■ Input material:

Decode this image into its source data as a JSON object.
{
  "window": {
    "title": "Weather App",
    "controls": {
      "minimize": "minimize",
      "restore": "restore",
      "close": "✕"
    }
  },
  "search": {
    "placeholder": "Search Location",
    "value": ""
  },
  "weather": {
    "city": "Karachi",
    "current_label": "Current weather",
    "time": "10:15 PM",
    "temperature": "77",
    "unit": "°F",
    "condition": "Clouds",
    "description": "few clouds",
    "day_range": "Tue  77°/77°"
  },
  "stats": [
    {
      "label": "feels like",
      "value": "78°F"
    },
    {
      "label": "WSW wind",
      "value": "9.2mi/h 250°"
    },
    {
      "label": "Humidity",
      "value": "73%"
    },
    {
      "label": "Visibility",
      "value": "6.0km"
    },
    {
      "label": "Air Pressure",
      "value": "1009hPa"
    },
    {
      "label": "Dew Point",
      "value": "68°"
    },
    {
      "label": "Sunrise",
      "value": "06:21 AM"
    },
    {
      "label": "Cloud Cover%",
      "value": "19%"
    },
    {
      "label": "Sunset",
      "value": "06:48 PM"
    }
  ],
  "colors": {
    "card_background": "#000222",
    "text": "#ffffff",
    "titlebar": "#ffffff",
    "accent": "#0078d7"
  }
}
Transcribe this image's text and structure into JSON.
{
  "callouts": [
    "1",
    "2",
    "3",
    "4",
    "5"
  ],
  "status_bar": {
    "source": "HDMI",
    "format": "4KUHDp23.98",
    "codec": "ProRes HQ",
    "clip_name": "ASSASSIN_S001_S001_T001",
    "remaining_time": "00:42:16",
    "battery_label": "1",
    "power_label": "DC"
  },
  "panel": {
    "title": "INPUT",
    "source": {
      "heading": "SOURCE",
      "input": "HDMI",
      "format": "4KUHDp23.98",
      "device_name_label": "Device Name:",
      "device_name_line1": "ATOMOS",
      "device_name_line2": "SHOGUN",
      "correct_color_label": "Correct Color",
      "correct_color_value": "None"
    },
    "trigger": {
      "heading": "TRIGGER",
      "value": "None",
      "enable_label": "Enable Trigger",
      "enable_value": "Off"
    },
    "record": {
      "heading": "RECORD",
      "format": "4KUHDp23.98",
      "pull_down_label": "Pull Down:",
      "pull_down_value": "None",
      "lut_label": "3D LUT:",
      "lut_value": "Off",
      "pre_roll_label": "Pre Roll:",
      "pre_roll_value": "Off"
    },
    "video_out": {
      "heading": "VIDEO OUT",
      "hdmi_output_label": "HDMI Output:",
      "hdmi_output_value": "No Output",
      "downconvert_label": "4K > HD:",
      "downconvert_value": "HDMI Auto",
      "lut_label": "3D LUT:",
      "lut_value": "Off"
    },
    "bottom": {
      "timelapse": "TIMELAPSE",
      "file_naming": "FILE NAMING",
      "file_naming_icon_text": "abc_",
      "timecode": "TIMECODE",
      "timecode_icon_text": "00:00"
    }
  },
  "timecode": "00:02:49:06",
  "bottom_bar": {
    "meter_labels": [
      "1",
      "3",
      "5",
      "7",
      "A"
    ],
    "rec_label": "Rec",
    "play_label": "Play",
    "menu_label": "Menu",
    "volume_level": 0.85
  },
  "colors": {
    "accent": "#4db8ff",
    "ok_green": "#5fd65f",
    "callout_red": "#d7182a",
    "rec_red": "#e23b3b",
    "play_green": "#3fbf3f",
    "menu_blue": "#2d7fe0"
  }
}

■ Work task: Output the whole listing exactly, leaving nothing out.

■ Output of the task:
Decode this image into its source data as a JSON object.
{
  "window": {
    "title": "Weather App",
    "controls": {
      "minimize": "minimize",
      "restore": "restore",
      "close": "✕"
    }
  },
  "search": {
    "placeholder": "Search Location",
    "value": ""
  },
  "weather": {
    "city": "Karachi",
    "current_label": "Current weather",
    "time": "10:15 PM",
    "temperature": "77",
    "unit": "°F",
    "condition": "Clouds",
    "description": "few clouds",
    "day_range": "Tue  77°/77°"
  },
  "stats": [
    {
      "label": "feels like",
      "value": "78°F"
    },
    {
      "label": "WSW wind",
      "value": "9.2mi/h 250°"
    },
    {
      "label": "Humidity",
      "value": "73%"
    },
    {
      "label": "Visibility",
      "value": "6.0km"
    },
    {
      "label": "Air Pressure",
      "value": "1009hPa"
    },
    {
      "label": "Dew Point",
      "value": "68°"
    },
    {
      "label": "Sunrise",
      "value": "06:21 AM"
    },
    {
      "label": "Cloud Cover%",
      "value": "19%"
    },
    {
      "label": "Sunset",
      "value": "06:48 PM"
    }
  ],
  "colors": {
    "card_background": "#000222",
    "text": "#ffffff",
    "titlebar": "#ffffff",
    "accent": "#0078d7"
  }
}
Transcribe this image's text and structure into JSON.
{
  "callouts": [
    "1",
    "2",
    "3",
    "4",
    "5"
  ],
  "status_bar": {
    "source": "HDMI",
    "format": "4KUHDp23.98",
    "codec": "ProRes HQ",
    "clip_name": "ASSASSIN_S001_S001_T001",
    "remaining_time": "00:42:16",
    "battery_label": "1",
    "power_label": "DC"
  },
  "panel": {
    "title": "INPUT",
    "source": {
      "heading": "SOURCE",
      "input": "HDMI",
      "format": "4KUHDp23.98",
      "device_name_label": "Device Name:",
      "device_name_line1": "ATOMOS",
      "device_name_line2": "SHOGUN",
      "correct_color_label": "Correct Color",
      "correct_color_value": "None"
    },
    "trigger": {
      "heading": "TRIGGER",
      "value": "None",
      "enable_label": "Enable Trigger",
      "enable_value": "Off"
    },
    "record": {
      "heading": "RECORD",
      "format": "4KUHDp23.98",
      "pull_down_label": "Pull Down:",
      "pull_down_value": "None",
      "lut_label": "3D LUT:",
      "lut_value": "Off",
      "pre_roll_label": "Pre Roll:",
      "pre_roll_value": "Off"
    },
    "video_out": {
      "heading": "VIDEO OUT",
      "hdmi_output_label": "HDMI Output:",
      "hdmi_output_value": "No Output",
      "downconvert_label": "4K > HD:",
      "downconvert_value": "HDMI Auto",
      "lut_label": "3D LUT:",
      "lut_value": "Off"
    },
    "bottom": {
      "timelapse": "TIMELAPSE",
      "file_naming": "FILE NAMING",
      "file_naming_icon_text": "abc_",
      "timecode": "TIMECODE",
      "timecode_icon_text": "00:00"
    }
  },
  "timecode": "00:02:49:06",
  "bottom_bar": {
    "meter_labels": [
      "1",
      "3",
      "5",
      "7",
      "A"
    ],
    "rec_label": "Rec",
    "play_label": "Play",
    "menu_label": "Menu",
    "volume_level": 0.85
  },
  "colors": {
    "accent": "#4db8ff",
    "ok_green": "#5fd65f",
    "callout_red": "#d7182a",
    "rec_red": "#e23b3b",
    "play_green": "#3fbf3f",
    "menu_blue": "#2d7fe0"
  }
}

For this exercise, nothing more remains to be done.